■ Instructions for the task ■
Which lines of the data below contain "this"? Please show them all.

■ Available data ■
═══

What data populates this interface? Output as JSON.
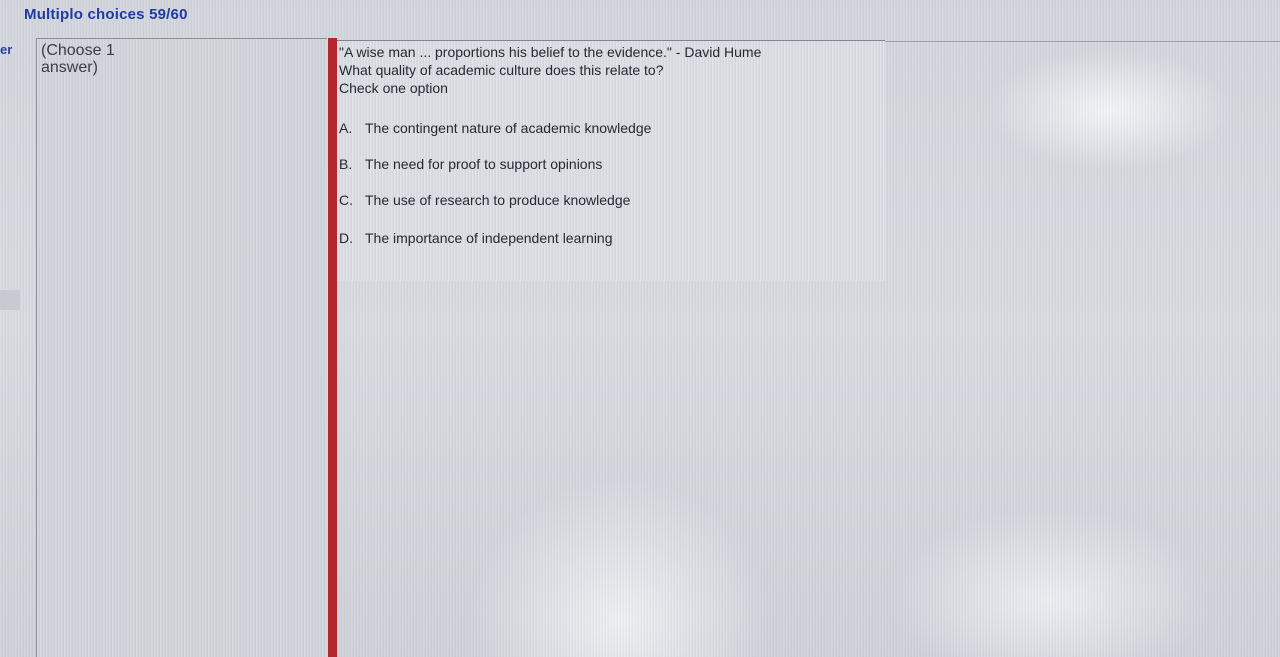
{
  "header": {
    "title": "Multiplo choices 59/60"
  },
  "edge_text": "er",
  "instruction": {
    "line1": "(Choose 1",
    "line2": "answer)"
  },
  "question": {
    "quote": "\"A wise man ... proportions his belief to the evidence.\" - David Hume",
    "prompt": "What quality of academic culture does this relate to?",
    "instruction": "Check one option"
  },
  "options": [
    {
      "letter": "A.",
      "text": "The contingent nature of academic knowledge"
    },
    {
      "letter": "B.",
      "text": "The need for proof to support opinions"
    },
    {
      "letter": "C.",
      "text": "The use of research to produce knowledge"
    },
    {
      "letter": "D.",
      "text": "The importance of independent learning"
    }
  ],
  "colors": {
    "heading": "#1f3aa6",
    "accent_bar": "#b3262c",
    "background": "#d6d9de"
  }
}
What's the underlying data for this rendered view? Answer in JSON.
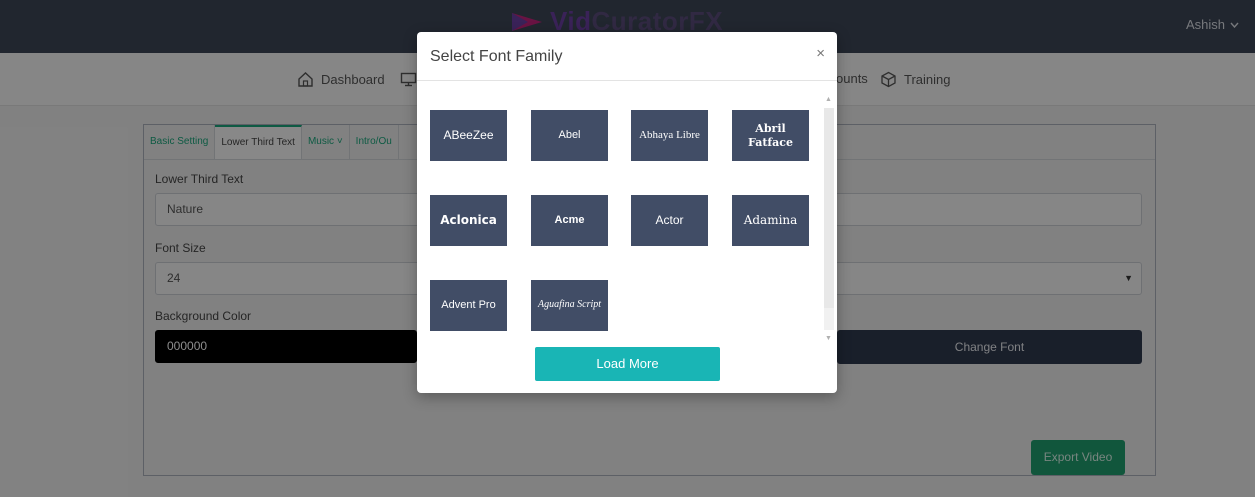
{
  "header": {
    "brand_prefix": "Vid",
    "brand_suffix": "CuratorFX",
    "user_name": "Ashish",
    "user_chevron": "chevron-down-icon"
  },
  "nav": {
    "items": [
      {
        "label": "Dashboard",
        "icon": "home-icon"
      },
      {
        "label": "",
        "icon": "monitor-icon"
      },
      {
        "label": "ounts",
        "icon": ""
      },
      {
        "label": "Training",
        "icon": "cube-icon"
      }
    ]
  },
  "panel": {
    "tabs": [
      {
        "label": "Basic Setting",
        "active": false
      },
      {
        "label": "Lower Third Text",
        "active": true
      },
      {
        "label": "Music ˅",
        "active": false
      },
      {
        "label": "Intro/Ou",
        "active": false
      }
    ],
    "lower_third_text_label": "Lower Third Text",
    "lower_third_text_value": "Nature",
    "font_size_label": "Font Size",
    "font_size_value": "24",
    "background_color_label": "Background Color",
    "background_color_value": "000000",
    "change_font_label": "Change Font",
    "export_label": "Export Video"
  },
  "modal": {
    "title": "Select Font Family",
    "close_label": "×",
    "fonts": [
      {
        "label": "ABeeZee",
        "font": "\"Liberation Sans\", sans-serif",
        "weight": "normal",
        "style": "normal"
      },
      {
        "label": "Abel",
        "font": "\"Liberation Sans\", sans-serif",
        "weight": "normal",
        "style": "normal"
      },
      {
        "label": "Abhaya Libre",
        "font": "\"Liberation Serif\", serif",
        "weight": "normal",
        "style": "normal"
      },
      {
        "label": "Abril Fatface",
        "font": "\"DejaVu Serif\", serif",
        "weight": "bold",
        "style": "normal"
      },
      {
        "label": "Aclonica",
        "font": "\"DejaVu Sans\", sans-serif",
        "weight": "bold",
        "style": "normal"
      },
      {
        "label": "Acme",
        "font": "\"DejaVu Sans\", sans-serif",
        "weight": "bold",
        "style": "normal"
      },
      {
        "label": "Actor",
        "font": "\"Liberation Sans\", sans-serif",
        "weight": "normal",
        "style": "normal"
      },
      {
        "label": "Adamina",
        "font": "\"DejaVu Serif\", serif",
        "weight": "normal",
        "style": "normal"
      },
      {
        "label": "Advent Pro",
        "font": "\"Liberation Sans\", sans-serif",
        "weight": "normal",
        "style": "normal"
      },
      {
        "label": "Aguafina Script",
        "font": "\"Liberation Serif\", serif",
        "weight": "normal",
        "style": "italic"
      }
    ],
    "load_more_label": "Load More"
  },
  "colors": {
    "header_bg": "#3d4556",
    "tile_bg": "#414d66",
    "load_more_bg": "#19b5b5",
    "export_bg": "#1f9d6e",
    "tab_green": "#1aa57b"
  }
}
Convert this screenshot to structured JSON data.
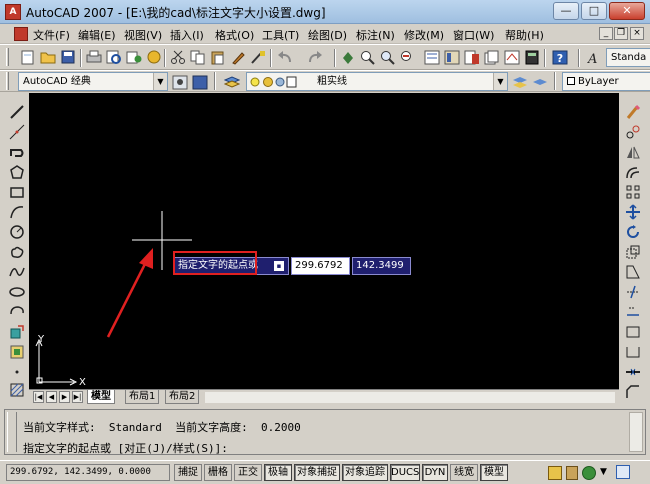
{
  "window": {
    "title": "AutoCAD 2007 - [E:\\我的cad\\标注文字大小设置.dwg]",
    "min_label": "—",
    "max_label": "□",
    "close_label": "✕"
  },
  "menu": {
    "items": [
      "文件(F)",
      "编辑(E)",
      "视图(V)",
      "插入(I)",
      "格式(O)",
      "工具(T)",
      "绘图(D)",
      "标注(N)",
      "修改(M)",
      "窗口(W)",
      "帮助(H)"
    ],
    "mdi_min": "_",
    "mdi_restore": "❐",
    "mdi_close": "×"
  },
  "toolbar": {
    "text_style_combo": "Standa",
    "workspace_combo": "AutoCAD 经典",
    "layer_combo": "粗实线",
    "color_combo": "ByLayer"
  },
  "canvas": {
    "prompt_label": "指定文字的起点或",
    "x_value": "299.6792",
    "y_value": "142.3499",
    "ucs_y": "Y",
    "ucs_x": "X"
  },
  "tabs": {
    "items": [
      "模型",
      "布局1",
      "布局2"
    ],
    "active": "模型"
  },
  "command": {
    "line1": "当前文字样式:  Standard  当前文字高度:  0.2000",
    "line2": "指定文字的起点或 [对正(J)/样式(S)]:"
  },
  "status": {
    "coords": "299.6792, 142.3499, 0.0000",
    "buttons": [
      "捕捉",
      "栅格",
      "正交",
      "极轴",
      "对象捕捉",
      "对象追踪",
      "DUCS",
      "DYN",
      "线宽",
      "模型"
    ]
  },
  "colors": {
    "canvas_bg": "#000000",
    "dyn_prompt_bg": "#1f1f6e",
    "dyn_input_bg": "#ffffff",
    "highlight_red": "#e02020",
    "arrow_red": "#e02020"
  }
}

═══

■ Output below ■
What data populates this interface? Output as JSON.
    "prompt": "What quality of academic culture does this relate to?",
What's the underlying data for this rendered view? Answer in JSON.
Convert this screenshot to structured JSON data.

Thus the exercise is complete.